Entries from a dataset of interfaces:

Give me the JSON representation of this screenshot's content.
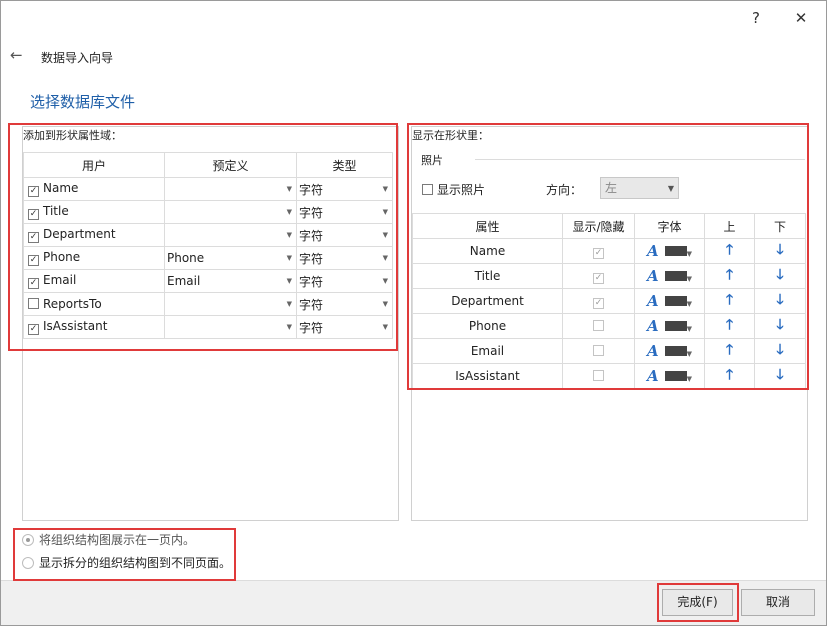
{
  "window": {
    "help": "?",
    "close": "✕"
  },
  "header": {
    "back": "←",
    "wizard_title": "数据导入向导",
    "page_title": "选择数据库文件"
  },
  "left": {
    "label": "添加到形状属性域：",
    "columns": [
      "用户",
      "预定义",
      "类型"
    ],
    "rows": [
      {
        "checked": true,
        "name": "Name",
        "predef": "",
        "type": "字符"
      },
      {
        "checked": true,
        "name": "Title",
        "predef": "",
        "type": "字符"
      },
      {
        "checked": true,
        "name": "Department",
        "predef": "",
        "type": "字符"
      },
      {
        "checked": true,
        "name": "Phone",
        "predef": "Phone",
        "type": "字符"
      },
      {
        "checked": true,
        "name": "Email",
        "predef": "Email",
        "type": "字符"
      },
      {
        "checked": false,
        "name": "ReportsTo",
        "predef": "",
        "type": "字符"
      },
      {
        "checked": true,
        "name": "IsAssistant",
        "predef": "",
        "type": "字符"
      }
    ]
  },
  "right": {
    "label": "显示在形状里：",
    "photo_group": "照片",
    "show_photo": "显示照片",
    "direction_label": "方向：",
    "direction_value": "左",
    "columns": [
      "属性",
      "显示/隐藏",
      "字体",
      "上",
      "下"
    ],
    "font_glyph": "A",
    "up_glyph": "🡑",
    "down_glyph": "🡓",
    "rows": [
      {
        "name": "Name",
        "shown": true
      },
      {
        "name": "Title",
        "shown": true
      },
      {
        "name": "Department",
        "shown": true
      },
      {
        "name": "Phone",
        "shown": false
      },
      {
        "name": "Email",
        "shown": false
      },
      {
        "name": "IsAssistant",
        "shown": false
      }
    ]
  },
  "options": {
    "one_page": "将组织结构图展示在一页内。",
    "split_pages": "显示拆分的组织结构图到不同页面。",
    "selected": "one_page"
  },
  "footer": {
    "finish": "完成(F)",
    "cancel": "取消"
  },
  "colors": {
    "accent": "#1f5fa8",
    "highlight": "#e03a3a",
    "icon_blue": "#2a6cc0"
  }
}
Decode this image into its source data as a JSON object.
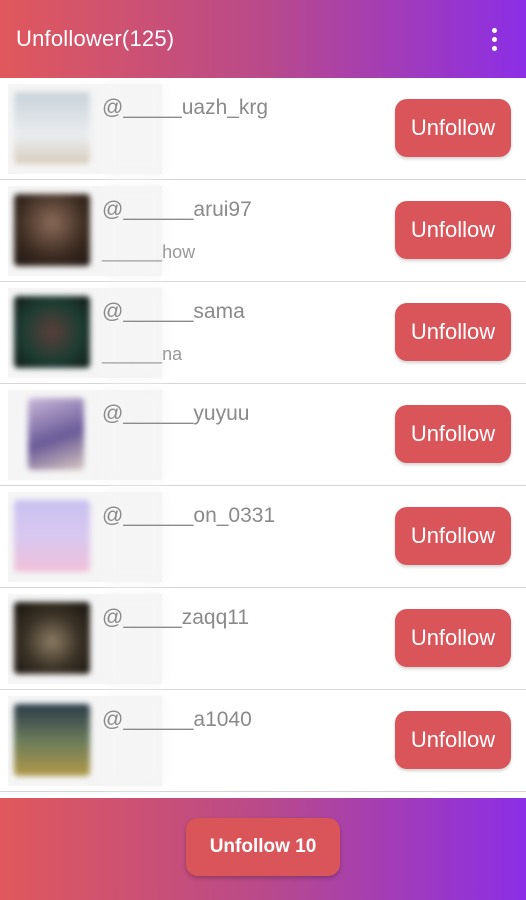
{
  "appbar": {
    "title": "Unfollower(125)",
    "menu_icon": "more-vert-icon"
  },
  "users": [
    {
      "username": "@_____uazh_krg",
      "display": "",
      "button": "Unfollow",
      "avatar_colors": [
        "#c9d3da",
        "#e9ecef"
      ]
    },
    {
      "username": "@______arui97",
      "display": "______how",
      "button": "Unfollow",
      "avatar_colors": [
        "#6b4a3a",
        "#2b1f1a"
      ]
    },
    {
      "username": "@______sama",
      "display": "______na",
      "button": "Unfollow",
      "avatar_colors": [
        "#2f5d4a",
        "#12221c"
      ]
    },
    {
      "username": "@______yuyuu",
      "display": "",
      "button": "Unfollow",
      "avatar_colors": [
        "#7a6aa8",
        "#c9b8d9"
      ]
    },
    {
      "username": "@______on_0331",
      "display": "",
      "button": "Unfollow",
      "avatar_colors": [
        "#c8b9f0",
        "#f0c0d8"
      ]
    },
    {
      "username": "@_____zaqq11",
      "display": "",
      "button": "Unfollow",
      "avatar_colors": [
        "#3a3226",
        "#15120d"
      ]
    },
    {
      "username": "@______a1040",
      "display": "",
      "button": "Unfollow",
      "avatar_colors": [
        "#4a6a7a",
        "#8a7a3a"
      ]
    }
  ],
  "bottom": {
    "button": "Unfollow 10"
  },
  "colors": {
    "accent": "#d9555a",
    "gradient_start": "#e0585c",
    "gradient_end": "#8b2ee6"
  }
}
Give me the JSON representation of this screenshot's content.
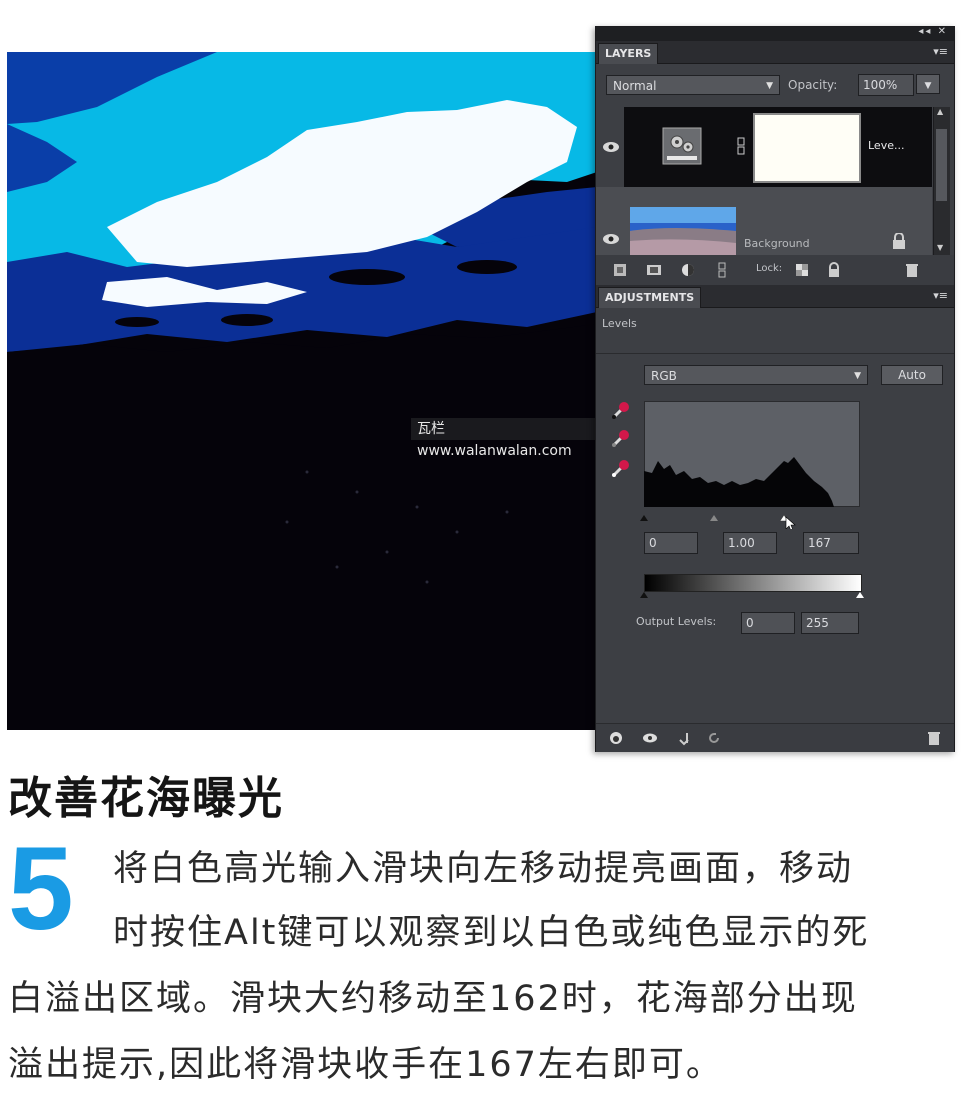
{
  "watermark": "瓦栏 www.walanwalan.com",
  "layers_panel": {
    "tab_label": "LAYERS",
    "blend_mode": "Normal",
    "opacity_label": "Opacity:",
    "opacity_value": "100%",
    "layers": [
      {
        "name": "Leve...",
        "visible": true
      },
      {
        "name": "Background",
        "visible": true
      }
    ],
    "lock_label": "Lock:"
  },
  "adjustments_panel": {
    "tab_label": "ADJUSTMENTS",
    "adjustment_name": "Levels",
    "channel": "RGB",
    "auto_label": "Auto",
    "input_black": "0",
    "input_gamma": "1.00",
    "input_white": "167",
    "output_label": "Output Levels:",
    "output_black": "0",
    "output_white": "255"
  },
  "article": {
    "heading": "改善花海曝光",
    "step_number": "5",
    "lines": [
      "将白色高光输入滑块向左移动提亮画面，移动",
      "时按住Alt键可以观察到以白色或纯色显示的死",
      "白溢出区域。滑块大约移动至162时，花海部分出现",
      "溢出提示,因此将滑块收手在167左右即可。"
    ]
  },
  "colors": {
    "accent_blue": "#1a9be4",
    "panel_bg": "#3d3f44",
    "sky_cyan": "#07b9e6",
    "sky_blue": "#0a3ea8",
    "cloud_white": "#f6fbff"
  }
}
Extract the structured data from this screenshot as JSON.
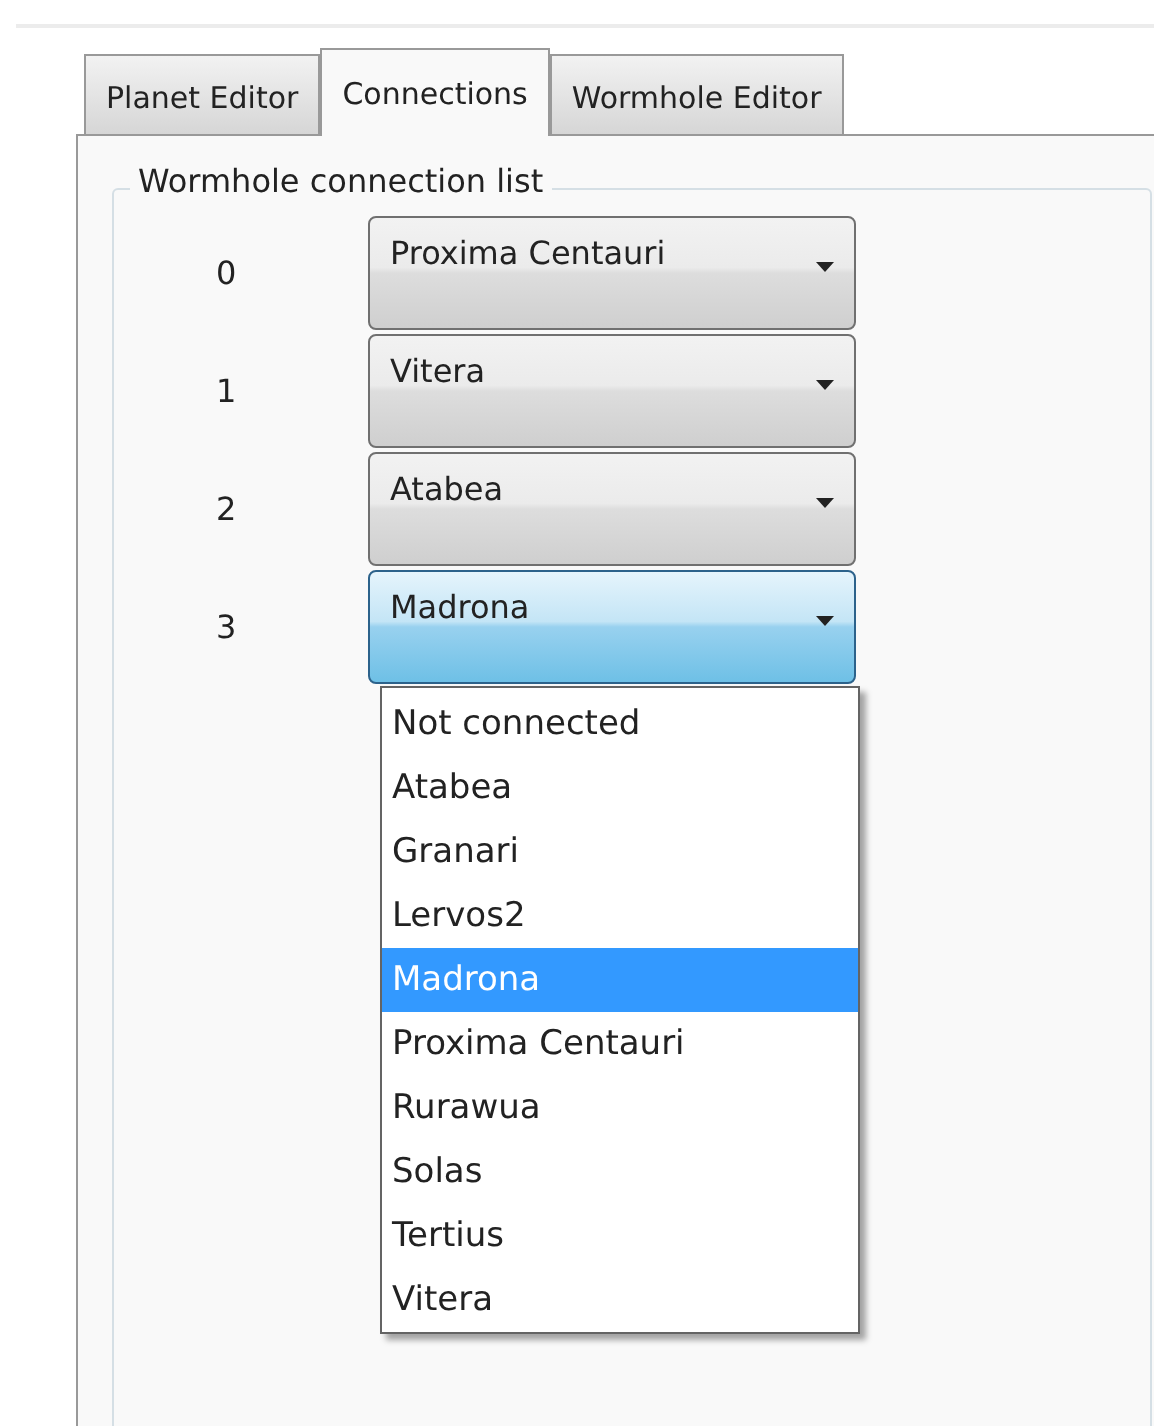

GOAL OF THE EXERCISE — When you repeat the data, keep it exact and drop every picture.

TASK ANSWER —
Give me the JSON representation of this screenshot's content.
{
  "window": {
    "help": "?",
    "close": "✕"
  },
  "header": {
    "back": "←",
    "wizard_title": "数据导入向导",
    "page_title": "选择数据库文件"
  },
  "left": {
    "label": "添加到形状属性域：",
    "columns": [
      "用户",
      "预定义",
      "类型"
    ],
    "rows": [
      {
        "checked": true,
        "name": "Name",
        "predef": "",
        "type": "字符"
      },
      {
        "checked": true,
        "name": "Title",
        "predef": "",
        "type": "字符"
      },
      {
        "checked": true,
        "name": "Department",
        "predef": "",
        "type": "字符"
      },
      {
        "checked": true,
        "name": "Phone",
        "predef": "Phone",
        "type": "字符"
      },
      {
        "checked": true,
        "name": "Email",
        "predef": "Email",
        "type": "字符"
      },
      {
        "checked": false,
        "name": "ReportsTo",
        "predef": "",
        "type": "字符"
      },
      {
        "checked": true,
        "name": "IsAssistant",
        "predef": "",
        "type": "字符"
      }
    ]
  },
  "right": {
    "label": "显示在形状里：",
    "photo_group": "照片",
    "show_photo": "显示照片",
    "direction_label": "方向：",
    "direction_value": "左",
    "columns": [
      "属性",
      "显示/隐藏",
      "字体",
      "上",
      "下"
    ],
    "font_glyph": "A",
    "up_glyph": "🡑",
    "down_glyph": "🡓",
    "rows": [
      {
        "name": "Name",
        "shown": true
      },
      {
        "name": "Title",
        "shown": true
      },
      {
        "name": "Department",
        "shown": true
      },
      {
        "name": "Phone",
        "shown": false
      },
      {
        "name": "Email",
        "shown": false
      },
      {
        "name": "IsAssistant",
        "shown": false
      }
    ]
  },
  "options": {
    "one_page": "将组织结构图展示在一页内。",
    "split_pages": "显示拆分的组织结构图到不同页面。",
    "selected": "one_page"
  },
  "footer": {
    "finish": "完成(F)",
    "cancel": "取消"
  },
  "colors": {
    "accent": "#1f5fa8",
    "highlight": "#e03a3a",
    "icon_blue": "#2a6cc0"
  }
}
Decode this image into its source data as a JSON object.
{
  "appbar": {
    "title": "Unfollower(125)",
    "menu_icon": "more-vert-icon"
  },
  "users": [
    {
      "username": "@_____uazh_krg",
      "display": "",
      "button": "Unfollow",
      "avatar_colors": [
        "#c9d3da",
        "#e9ecef"
      ]
    },
    {
      "username": "@______arui97",
      "display": "______how",
      "button": "Unfollow",
      "avatar_colors": [
        "#6b4a3a",
        "#2b1f1a"
      ]
    },
    {
      "username": "@______sama",
      "display": "______na",
      "button": "Unfollow",
      "avatar_colors": [
        "#2f5d4a",
        "#12221c"
      ]
    },
    {
      "username": "@______yuyuu",
      "display": "",
      "button": "Unfollow",
      "avatar_colors": [
        "#7a6aa8",
        "#c9b8d9"
      ]
    },
    {
      "username": "@______on_0331",
      "display": "",
      "button": "Unfollow",
      "avatar_colors": [
        "#c8b9f0",
        "#f0c0d8"
      ]
    },
    {
      "username": "@_____zaqq11",
      "display": "",
      "button": "Unfollow",
      "avatar_colors": [
        "#3a3226",
        "#15120d"
      ]
    },
    {
      "username": "@______a1040",
      "display": "",
      "button": "Unfollow",
      "avatar_colors": [
        "#4a6a7a",
        "#8a7a3a"
      ]
    }
  ],
  "bottom": {
    "button": "Unfollow 10"
  },
  "colors": {
    "accent": "#d9555a",
    "gradient_start": "#e0585c",
    "gradient_end": "#8b2ee6"
  }
}
Give me the JSON representation of this screenshot's content.
{
  "watermark": "瓦栏 www.walanwalan.com",
  "layers_panel": {
    "tab_label": "LAYERS",
    "blend_mode": "Normal",
    "opacity_label": "Opacity:",
    "opacity_value": "100%",
    "layers": [
      {
        "name": "Leve...",
        "visible": true
      },
      {
        "name": "Background",
        "visible": true
      }
    ],
    "lock_label": "Lock:"
  },
  "adjustments_panel": {
    "tab_label": "ADJUSTMENTS",
    "adjustment_name": "Levels",
    "channel": "RGB",
    "auto_label": "Auto",
    "input_black": "0",
    "input_gamma": "1.00",
    "input_white": "167",
    "output_label": "Output Levels:",
    "output_black": "0",
    "output_white": "255"
  },
  "article": {
    "heading": "改善花海曝光",
    "step_number": "5",
    "lines": [
      "将白色高光输入滑块向左移动提亮画面，移动",
      "时按住Alt键可以观察到以白色或纯色显示的死",
      "白溢出区域。滑块大约移动至162时，花海部分出现",
      "溢出提示,因此将滑块收手在167左右即可。"
    ]
  },
  "colors": {
    "accent_blue": "#1a9be4",
    "panel_bg": "#3d3f44",
    "sky_cyan": "#07b9e6",
    "sky_blue": "#0a3ea8",
    "cloud_white": "#f6fbff"
  }
}
Extract the structured data from this screenshot as JSON.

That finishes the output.